Sweden often emphasises how important it is that the world’s states comply with the rules and acts enshrined in international law. This means that countries have to adapt their national legislation in accordance with these rules, for example in terms of human rights. In many areas Sweden is at the forefront in providing for people’s human rights.
– However, when it comes to international developments in the last twenty years surrounding the rights of indigenous peoples, Sweden has found it difficult to adapt, says Peter Johansson.
A considerable change
In recent decades there has been an international development of the rights of minorities and indigenous peoples. This has taken place at a global level in the UN and at a regional level in institutions including the Council of Europe. The result of this development is that the status of indigenous peoples within international law has changed considerably. After having previously been viewed primarily as ethnic minorities with their cultural, linguistic and religious rights protected by international law, today indigenous peoples have achieved recognition of their status as peoples. They therefore have the right to self determination, land and natural resources, even though the extent of these rights is disputed.
The dissertation studies whether, and if so how, Sweden’s view of the status of the Sami people under international law has changed during the period 1986-2005. This is compared with international developments surrounding the status and rights of indigenous peoples and minorities.
– It transpires that Sweden has found it easier to adapt to the protection afforded to national minorities than to the protection that indigenous people should have according to international standards, says Peter Johansson.
This is demonstrated by the fact that Sweden has ratified the Council of Europe’s two conventions that protect national minorities and their languages, but has thus far refrained from ratifying ILO convention no. 169 on the rights of indigenous peoples.
– The consequence of the last decades of Swedish policy towards the Sami is that they are recognised in words as an indigenous people, but that in practice they are not treated as such. Instead it can be said that the Sami have acquired the status of a ”deluxe minority ”, Johansson continues.
Consequences for Sweden
The Sami have more extensive rights than other minorities, but the scope of those rights does not conform to internationally set requirements for indigenous peoples’ rights. According to Peter Johansson there is a risk that this situation will have a detrimental effect on Sweden’s international status as a country that defends human rights.
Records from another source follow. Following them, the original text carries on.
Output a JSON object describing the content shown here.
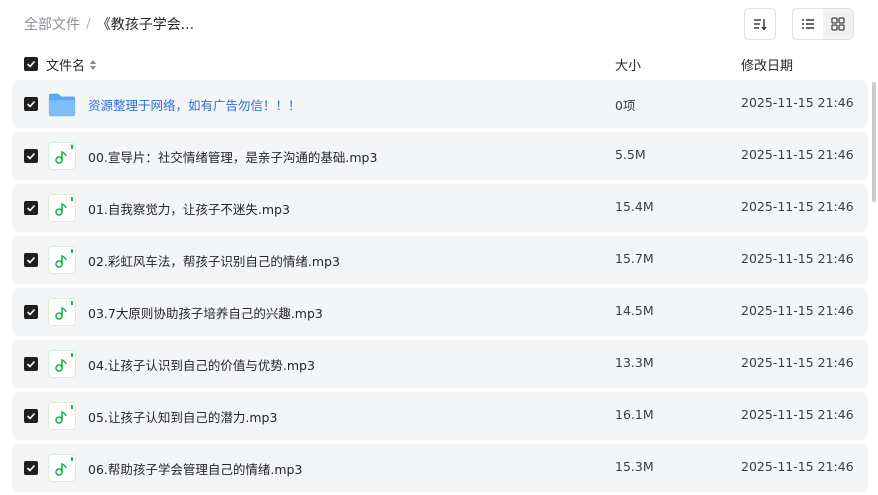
{
  "breadcrumb": {
    "root": "全部文件",
    "separator": "/",
    "current": "《教孩子学会..."
  },
  "toolbar": {
    "sort_icon": "sort-icon",
    "list_view_icon": "list-view-icon",
    "grid_view_icon": "grid-view-icon"
  },
  "columns": {
    "name": "文件名",
    "size": "大小",
    "date": "修改日期"
  },
  "files": [
    {
      "name": "资源整理于网络，如有广告勿信！！！",
      "size": "0项",
      "date": "2025-11-15 21:46",
      "type": "folder"
    },
    {
      "name": "00.宣导片：社交情绪管理，是亲子沟通的基础.mp3",
      "size": "5.5M",
      "date": "2025-11-15 21:46",
      "type": "audio"
    },
    {
      "name": "01.自我察觉力，让孩子不迷失.mp3",
      "size": "15.4M",
      "date": "2025-11-15 21:46",
      "type": "audio"
    },
    {
      "name": "02.彩虹风车法，帮孩子识别自己的情绪.mp3",
      "size": "15.7M",
      "date": "2025-11-15 21:46",
      "type": "audio"
    },
    {
      "name": "03.7大原则协助孩子培养自己的兴趣.mp3",
      "size": "14.5M",
      "date": "2025-11-15 21:46",
      "type": "audio"
    },
    {
      "name": "04.让孩子认识到自己的价值与优势.mp3",
      "size": "13.3M",
      "date": "2025-11-15 21:46",
      "type": "audio"
    },
    {
      "name": "05.让孩子认知到自己的潜力.mp3",
      "size": "16.1M",
      "date": "2025-11-15 21:46",
      "type": "audio"
    },
    {
      "name": "06.帮助孩子学会管理自己的情绪.mp3",
      "size": "15.3M",
      "date": "2025-11-15 21:46",
      "type": "audio"
    }
  ],
  "colors": {
    "folder": "#6fb3f5",
    "audio": "#1fb34f",
    "link": "#2a6fd6",
    "row_bg": "#f4f5f6"
  }
}
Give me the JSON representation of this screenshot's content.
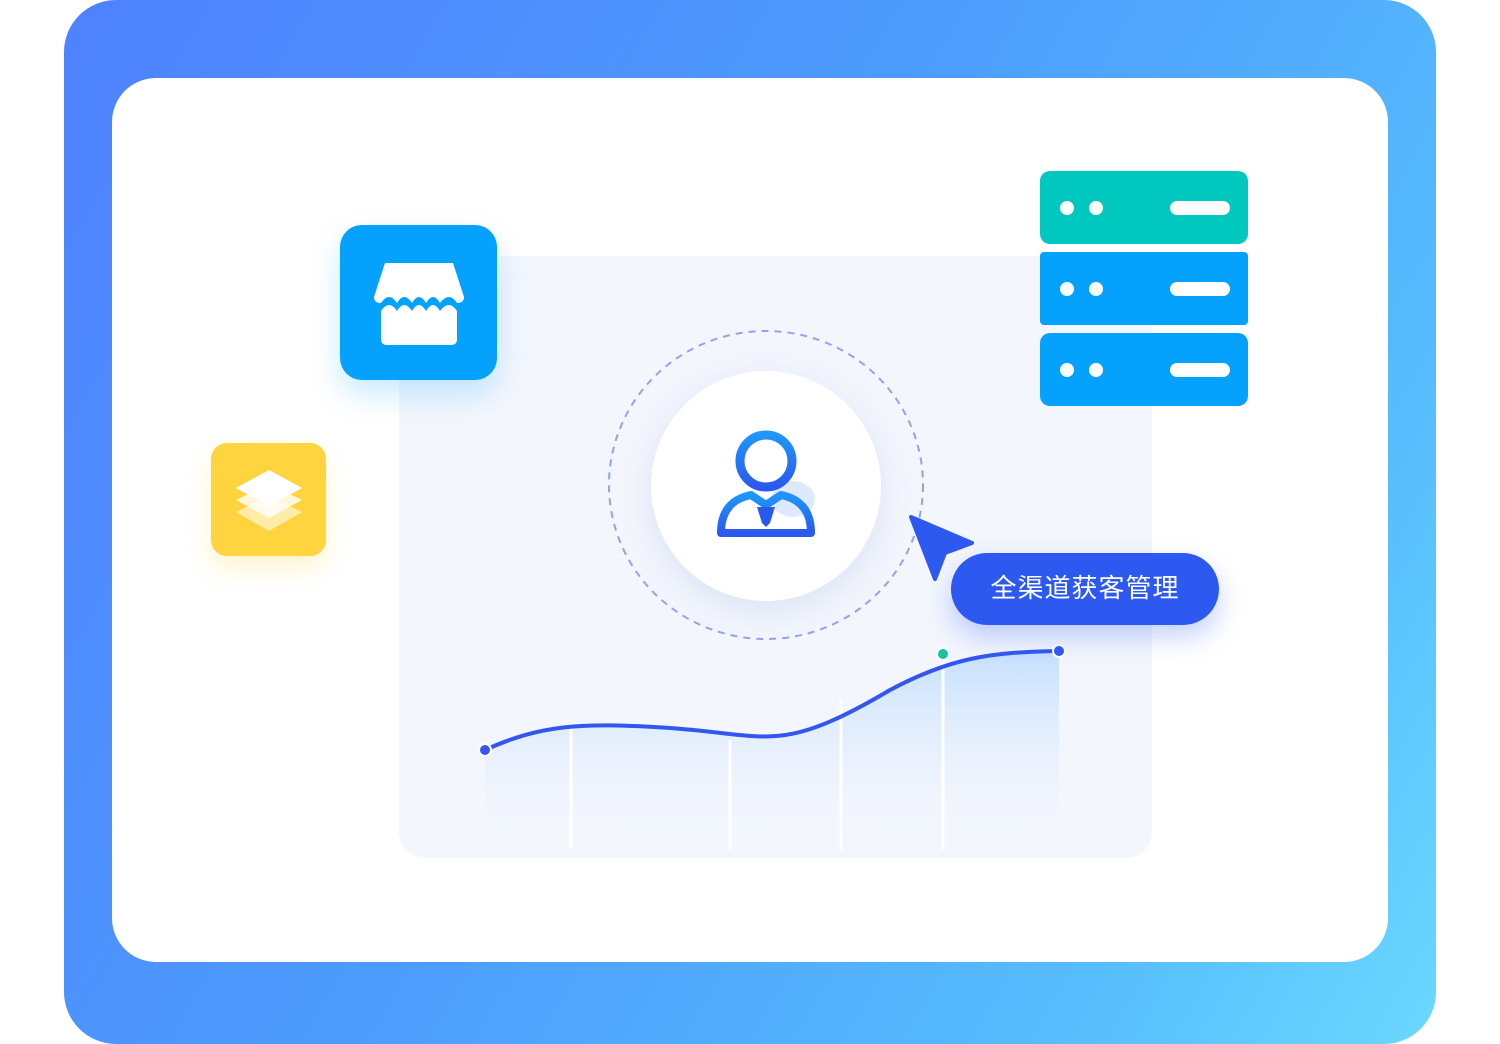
{
  "label": {
    "text": "全渠道获客管理"
  },
  "icons": {
    "store": "store-icon",
    "layers": "layers-icon",
    "server": "server-icon",
    "user": "user-icon",
    "cursor": "cursor-icon"
  },
  "colors": {
    "frame_start": "#4e81fe",
    "frame_end": "#6ad8fe",
    "store_app": "#05a2fd",
    "layers_app": "#ffd43f",
    "server_top": "#00c8be",
    "server_rows": "#05a2fd",
    "accent": "#2e59f1",
    "line": "#3357ee",
    "marker_highlight": "#19c1a5"
  }
}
Furthermore, it might have consequences for how Sweden can work internationally with minority- and indigenous peoples’ issues, as international politics often sets requirements that you practice what you preach.
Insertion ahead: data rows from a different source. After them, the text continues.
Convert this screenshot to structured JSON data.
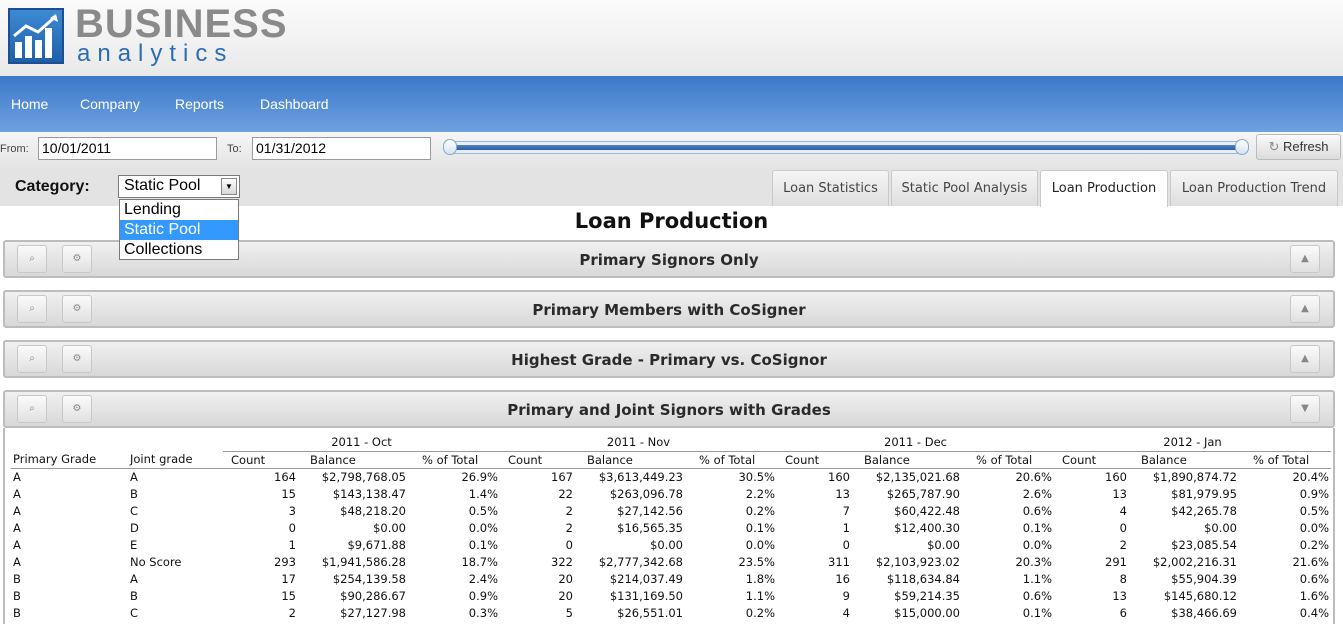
{
  "logo": {
    "line1": "BUSINESS",
    "line2": "analytics"
  },
  "nav": [
    "Home",
    "Company",
    "Reports",
    "Dashboard"
  ],
  "dates": {
    "from_label": "From:",
    "from_value": "10/01/2011",
    "to_label": "To:",
    "to_value": "01/31/2012"
  },
  "refresh": {
    "icon": "refresh-icon",
    "label": "Refresh"
  },
  "category": {
    "label": "Category:",
    "selected": "Static Pool",
    "options": [
      "Lending",
      "Static Pool",
      "Collections"
    ]
  },
  "tabs": [
    {
      "label": "Loan Statistics",
      "active": false
    },
    {
      "label": "Static Pool Analysis",
      "active": false
    },
    {
      "label": "Loan Production",
      "active": true
    },
    {
      "label": "Loan Production Trend",
      "active": false
    }
  ],
  "page_title": "Loan Production",
  "panels": [
    {
      "title": "Primary Signors Only",
      "state": "collapsed"
    },
    {
      "title": "Primary Members with CoSigner",
      "state": "collapsed"
    },
    {
      "title": "Highest Grade - Primary vs. CoSignor",
      "state": "collapsed"
    },
    {
      "title": "Primary and Joint Signors with Grades",
      "state": "expanded"
    }
  ],
  "panel_buttons": {
    "search_icon": "magnifier-icon",
    "settings_icon": "gear-icon"
  },
  "table": {
    "periods": [
      "2011 - Oct",
      "2011 - Nov",
      "2011 - Dec",
      "2012 - Jan"
    ],
    "row_headers": [
      "Primary Grade",
      "Joint grade"
    ],
    "metrics": [
      "Count",
      "Balance",
      "% of Total"
    ],
    "rows": [
      [
        "A",
        "A",
        "164",
        "$2,798,768.05",
        "26.9%",
        "167",
        "$3,613,449.23",
        "30.5%",
        "160",
        "$2,135,021.68",
        "20.6%",
        "160",
        "$1,890,874.72",
        "20.4%"
      ],
      [
        "A",
        "B",
        "15",
        "$143,138.47",
        "1.4%",
        "22",
        "$263,096.78",
        "2.2%",
        "13",
        "$265,787.90",
        "2.6%",
        "13",
        "$81,979.95",
        "0.9%"
      ],
      [
        "A",
        "C",
        "3",
        "$48,218.20",
        "0.5%",
        "2",
        "$27,142.56",
        "0.2%",
        "7",
        "$60,422.48",
        "0.6%",
        "4",
        "$42,265.78",
        "0.5%"
      ],
      [
        "A",
        "D",
        "0",
        "$0.00",
        "0.0%",
        "2",
        "$16,565.35",
        "0.1%",
        "1",
        "$12,400.30",
        "0.1%",
        "0",
        "$0.00",
        "0.0%"
      ],
      [
        "A",
        "E",
        "1",
        "$9,671.88",
        "0.1%",
        "0",
        "$0.00",
        "0.0%",
        "0",
        "$0.00",
        "0.0%",
        "2",
        "$23,085.54",
        "0.2%"
      ],
      [
        "A",
        "No Score",
        "293",
        "$1,941,586.28",
        "18.7%",
        "322",
        "$2,777,342.68",
        "23.5%",
        "311",
        "$2,103,923.02",
        "20.3%",
        "291",
        "$2,002,216.31",
        "21.6%"
      ],
      [
        "B",
        "A",
        "17",
        "$254,139.58",
        "2.4%",
        "20",
        "$214,037.49",
        "1.8%",
        "16",
        "$118,634.84",
        "1.1%",
        "8",
        "$55,904.39",
        "0.6%"
      ],
      [
        "B",
        "B",
        "15",
        "$90,286.67",
        "0.9%",
        "20",
        "$131,169.50",
        "1.1%",
        "9",
        "$59,214.35",
        "0.6%",
        "13",
        "$145,680.12",
        "1.6%"
      ],
      [
        "B",
        "C",
        "2",
        "$27,127.98",
        "0.3%",
        "5",
        "$26,551.01",
        "0.2%",
        "4",
        "$15,000.00",
        "0.1%",
        "6",
        "$38,466.69",
        "0.4%"
      ]
    ]
  }
}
Title of the dissertation: The Sami – an indigenous people or a minority? A study of Swedish Sami politics 1986-2005.
Time and location for the disputation: Friday 23 May 2008, 10.15, Room 220, Annedalsseminariet (Campus Linné), Seminariegatan 1A, Göteborg.